Keywords: Olympus, Photography, Panorama, Buffalo River, Ozarks, Finger Lakes, Mountains, Adirondacks
July 21st, 2012
The rains have finally begun here in Mississippi, and while the lakes remain low (it is summer after all) they are coming up. With these storms of course come clouds, and in many cases lightning, these can be worth photographing, but there is a good deal of risk/reward as far as lightning is concerned.
Here we see storm clouds building over Lake Sardis, essentially north of Oxford Mississippi.
And here we have lightning that struck just outside Oxford.
July 6th, 2012
What is the Fourth of July to us? Most Americans have no negative feelings towards the English, and havenít for generations. The idea of Independence is engrained in our culture, but what is that freedom or independence? While thinking about that meditate on these two photos that remember people who lived a century apart.
July 3rd, 2012
Memphis seems to be a great city, although I need time to actually explore it. Most of the time Iím there itís dealing with the rental car agency. But one trip was worthwhile. If you ever get to Memphis (and are not stumbling around Beale Street) be sure to check out the National Civil Rights Museum at the Lorraine Motel.

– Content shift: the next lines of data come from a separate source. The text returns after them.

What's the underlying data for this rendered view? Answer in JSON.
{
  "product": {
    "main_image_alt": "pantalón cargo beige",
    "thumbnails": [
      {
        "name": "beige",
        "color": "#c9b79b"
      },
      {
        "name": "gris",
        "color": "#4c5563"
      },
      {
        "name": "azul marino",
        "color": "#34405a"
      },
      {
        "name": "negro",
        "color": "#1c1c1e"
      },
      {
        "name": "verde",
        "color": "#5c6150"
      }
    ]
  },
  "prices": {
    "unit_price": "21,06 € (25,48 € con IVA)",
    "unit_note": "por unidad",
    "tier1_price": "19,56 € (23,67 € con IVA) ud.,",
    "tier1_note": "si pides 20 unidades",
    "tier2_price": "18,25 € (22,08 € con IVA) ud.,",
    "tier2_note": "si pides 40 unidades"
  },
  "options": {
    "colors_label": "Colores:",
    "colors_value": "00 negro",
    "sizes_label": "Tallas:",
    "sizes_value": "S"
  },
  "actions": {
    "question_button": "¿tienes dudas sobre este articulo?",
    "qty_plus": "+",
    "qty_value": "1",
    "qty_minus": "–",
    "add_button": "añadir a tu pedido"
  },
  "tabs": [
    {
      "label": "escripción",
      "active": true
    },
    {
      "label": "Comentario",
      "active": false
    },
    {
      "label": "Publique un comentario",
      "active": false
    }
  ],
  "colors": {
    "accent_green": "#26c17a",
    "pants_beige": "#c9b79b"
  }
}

For those of you who donít know, Dr. Martin Luther King was at the Lorraine when he was assassinated. He had come to Memphis to stand in solidarity with the sanitation workers who were on strike against the city. The permanent exhibit is housed in two separate areas, the original museum is in what was the Lorraine Motel, and the former Rooming House across the street, where the fatal shot was fired from.
As someone who has worked at several National Parks, it is very surreal visiting a site like this that has been made into a museum rather than being preserved and having a separate visitor center. I donít have an issue with it, but the fact that both buildings have been essentially gutted and only 3 individual rooms have been preserved in the pair of buildings is a bit strange to me. What I found more disappointing was that in the original exhibits there were many portions that were not clearly labeled. Is this the bus that Rosa Parks was riding on? Who knows, there is no sign making that clear. Is this shell of a burned out Greyhound bus from the 1960s or a mock up?

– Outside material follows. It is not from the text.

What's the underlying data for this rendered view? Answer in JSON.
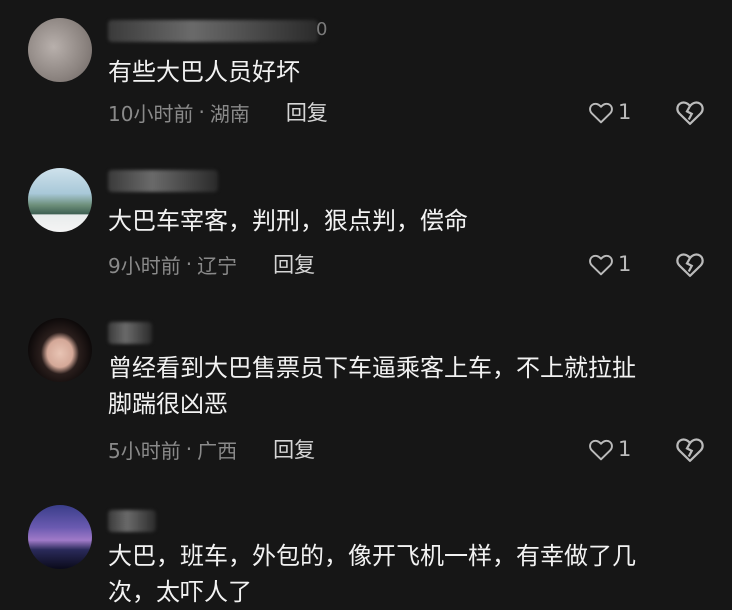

What they do have going for them is that they have the original signs for the building, this makes it possible to get a feel for what the motel looked like that fateful April day in 1968.

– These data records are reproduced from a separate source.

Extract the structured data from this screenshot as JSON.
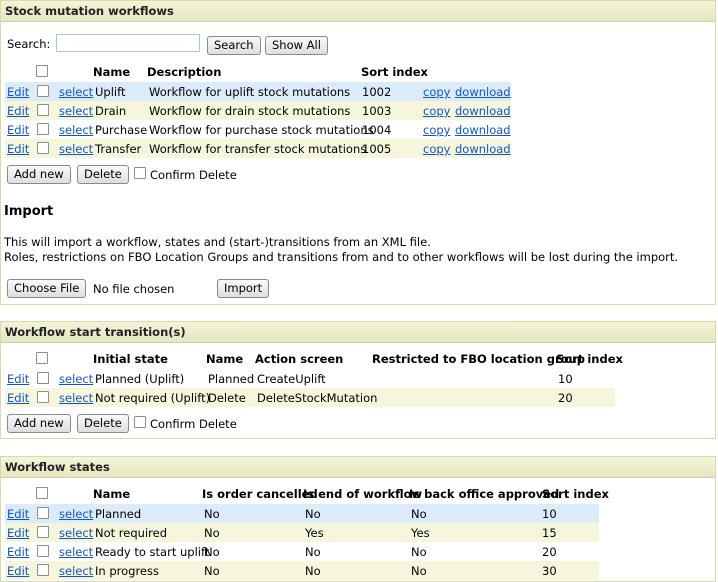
{
  "stock": {
    "header": "Stock mutation workflows",
    "search_label": "Search:",
    "search_value": "",
    "search_button": "Search",
    "show_all_button": "Show All",
    "columns": {
      "name": "Name",
      "description": "Description",
      "sort_index": "Sort index"
    },
    "rows": [
      {
        "edit": "Edit",
        "select": "select",
        "name": "Uplift",
        "description": "Workflow for uplift stock mutations",
        "sort_index": "1002",
        "copy": "copy",
        "download": "download"
      },
      {
        "edit": "Edit",
        "select": "select",
        "name": "Drain",
        "description": "Workflow for drain stock mutations",
        "sort_index": "1003",
        "copy": "copy",
        "download": "download"
      },
      {
        "edit": "Edit",
        "select": "select",
        "name": "Purchase",
        "description": "Workflow for purchase stock mutations",
        "sort_index": "1004",
        "copy": "copy",
        "download": "download"
      },
      {
        "edit": "Edit",
        "select": "select",
        "name": "Transfer",
        "description": "Workflow for transfer stock mutations",
        "sort_index": "1005",
        "copy": "copy",
        "download": "download"
      }
    ],
    "add_new": "Add new",
    "delete": "Delete",
    "confirm_delete": "Confirm Delete"
  },
  "import": {
    "title": "Import",
    "line1": "This will import a workflow, states and (start-)transitions from an XML file.",
    "line2": "Roles, restrictions on FBO Location Groups and transitions from and to other workflows will be lost during the import.",
    "choose_file": "Choose File",
    "no_file": "No file chosen",
    "import_button": "Import"
  },
  "transitions": {
    "header": "Workflow start transition(s)",
    "columns": {
      "initial_state": "Initial state",
      "name": "Name",
      "action_screen": "Action screen",
      "restricted": "Restricted to FBO location group",
      "sort_index": "Sort index"
    },
    "rows": [
      {
        "edit": "Edit",
        "select": "select",
        "initial_state": "Planned (Uplift)",
        "name": "Planned",
        "action_screen": "CreateUplift",
        "restricted": "",
        "sort_index": "10"
      },
      {
        "edit": "Edit",
        "select": "select",
        "initial_state": "Not required (Uplift)",
        "name": "Delete",
        "action_screen": "DeleteStockMutation",
        "restricted": "",
        "sort_index": "20"
      }
    ],
    "add_new": "Add new",
    "delete": "Delete",
    "confirm_delete": "Confirm Delete"
  },
  "states": {
    "header": "Workflow states",
    "columns": {
      "name": "Name",
      "cancelled": "Is order cancelled",
      "end": "Is end of workflow",
      "back_office": "Is back office approved",
      "sort_index": "Sort index"
    },
    "rows": [
      {
        "edit": "Edit",
        "select": "select",
        "name": "Planned",
        "cancelled": "No",
        "end": "No",
        "back_office": "No",
        "sort_index": "10"
      },
      {
        "edit": "Edit",
        "select": "select",
        "name": "Not required",
        "cancelled": "No",
        "end": "Yes",
        "back_office": "Yes",
        "sort_index": "15"
      },
      {
        "edit": "Edit",
        "select": "select",
        "name": "Ready to start uplift",
        "cancelled": "No",
        "end": "No",
        "back_office": "No",
        "sort_index": "20"
      },
      {
        "edit": "Edit",
        "select": "select",
        "name": "In progress",
        "cancelled": "No",
        "end": "No",
        "back_office": "No",
        "sort_index": "30"
      }
    ]
  },
  "colors": {
    "link": "#1155cc",
    "row_selected": "#dcebfa",
    "row_alt": "#f6f6dd",
    "header_bg": "#e6e6c2"
  }
}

The first photo shows the sign for the Lorraine Motel, along with the southern end of the building. Room 306 canít be seen from this angle due to the trees and the sign.
The second is essentially the view from the rooming house towards room 306.
This is the angle that the shooter fired from.
The third photo is a different take entirely.
This is a street scene about one block east from the museum. It gives you some idea of what remains in this neighborhood. If you go a block west there has been designed gentrification, a block east it is like this.
July 1st, 2012
I think we can all agree that it is HOT. No matter where you are, if youíre in the Northern Hemisphere, itís summer, and at least here in the U.S. itís hot just about everywhere. Between drought here in Mississippi, and that massive storm system that hammered the DC/VA/MD region a few nights ago, and higher temperatures then much of the North East has seen in years.
Things here in Mississippi are killing the grass and evaporating the lakes. The two photos below will give you some idea of how bad things are. The first is the front yard at William Faulknerís House. The grass is green here because they are watering fresh turf. I didnít think to ask if the previous had died from the heat. The second gives a good feel of how much water has been lost. That peninsula in a normal year is two different islands. It may rain tonight, and if it does it will allow businesses to stay open that depend on the lakes, and save crops.